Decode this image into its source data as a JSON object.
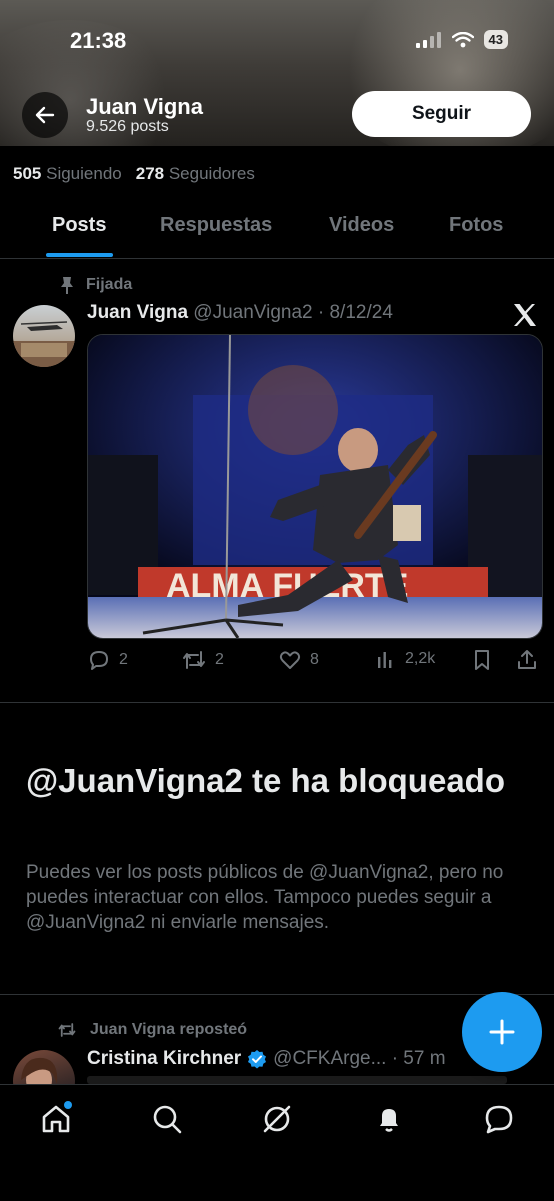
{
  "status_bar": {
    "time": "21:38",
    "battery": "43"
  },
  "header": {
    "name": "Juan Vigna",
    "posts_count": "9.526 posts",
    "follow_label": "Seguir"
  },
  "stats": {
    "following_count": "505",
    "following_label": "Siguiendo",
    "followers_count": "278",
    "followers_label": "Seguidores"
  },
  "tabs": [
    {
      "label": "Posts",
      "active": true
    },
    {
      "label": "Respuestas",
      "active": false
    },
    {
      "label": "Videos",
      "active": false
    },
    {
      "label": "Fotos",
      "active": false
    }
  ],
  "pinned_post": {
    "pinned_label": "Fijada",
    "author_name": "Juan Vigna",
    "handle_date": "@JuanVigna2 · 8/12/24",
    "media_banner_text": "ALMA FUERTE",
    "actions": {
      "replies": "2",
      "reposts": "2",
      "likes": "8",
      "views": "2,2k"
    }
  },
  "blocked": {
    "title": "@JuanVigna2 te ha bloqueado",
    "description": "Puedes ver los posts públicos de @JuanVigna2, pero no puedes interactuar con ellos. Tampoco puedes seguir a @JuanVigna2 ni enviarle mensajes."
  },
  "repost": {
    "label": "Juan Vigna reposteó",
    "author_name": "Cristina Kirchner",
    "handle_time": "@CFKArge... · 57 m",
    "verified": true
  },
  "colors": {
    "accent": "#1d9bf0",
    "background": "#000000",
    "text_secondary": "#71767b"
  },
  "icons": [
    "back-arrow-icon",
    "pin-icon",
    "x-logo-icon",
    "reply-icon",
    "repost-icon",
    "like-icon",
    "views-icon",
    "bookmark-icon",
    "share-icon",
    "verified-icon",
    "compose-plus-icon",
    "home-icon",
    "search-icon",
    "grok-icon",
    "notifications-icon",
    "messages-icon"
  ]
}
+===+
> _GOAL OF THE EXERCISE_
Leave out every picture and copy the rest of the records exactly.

> _RESPONSE BOX_
Decode this image into its source data as a JSON object.
{
  "status_bar": {
    "time": "21:38",
    "battery": "43"
  },
  "header": {
    "name": "Juan Vigna",
    "posts_count": "9.526 posts",
    "follow_label": "Seguir"
  },
  "stats": {
    "following_count": "505",
    "following_label": "Siguiendo",
    "followers_count": "278",
    "followers_label": "Seguidores"
  },
  "tabs": [
    {
      "label": "Posts",
      "active": true
    },
    {
      "label": "Respuestas",
      "active": false
    },
    {
      "label": "Videos",
      "active": false
    },
    {
      "label": "Fotos",
      "active": false
    }
  ],
  "pinned_post": {
    "pinned_label": "Fijada",
    "author_name": "Juan Vigna",
    "handle_date": "@JuanVigna2 · 8/12/24",
    "media_banner_text": "ALMA FUERTE",
    "actions": {
      "replies": "2",
      "reposts": "2",
      "likes": "8",
      "views": "2,2k"
    }
  },
  "blocked": {
    "title": "@JuanVigna2 te ha bloqueado",
    "description": "Puedes ver los posts públicos de @JuanVigna2, pero no puedes interactuar con ellos. Tampoco puedes seguir a @JuanVigna2 ni enviarle mensajes."
  },
  "repost": {
    "label": "Juan Vigna reposteó",
    "author_name": "Cristina Kirchner",
    "handle_time": "@CFKArge... · 57 m",
    "verified": true
  },
  "colors": {
    "accent": "#1d9bf0",
    "background": "#000000",
    "text_secondary": "#71767b"
  },
  "icons": [
    "back-arrow-icon",
    "pin-icon",
    "x-logo-icon",
    "reply-icon",
    "repost-icon",
    "like-icon",
    "views-icon",
    "bookmark-icon",
    "share-icon",
    "verified-icon",
    "compose-plus-icon",
    "home-icon",
    "search-icon",
    "grok-icon",
    "notifications-icon",
    "messages-icon"
  ]
}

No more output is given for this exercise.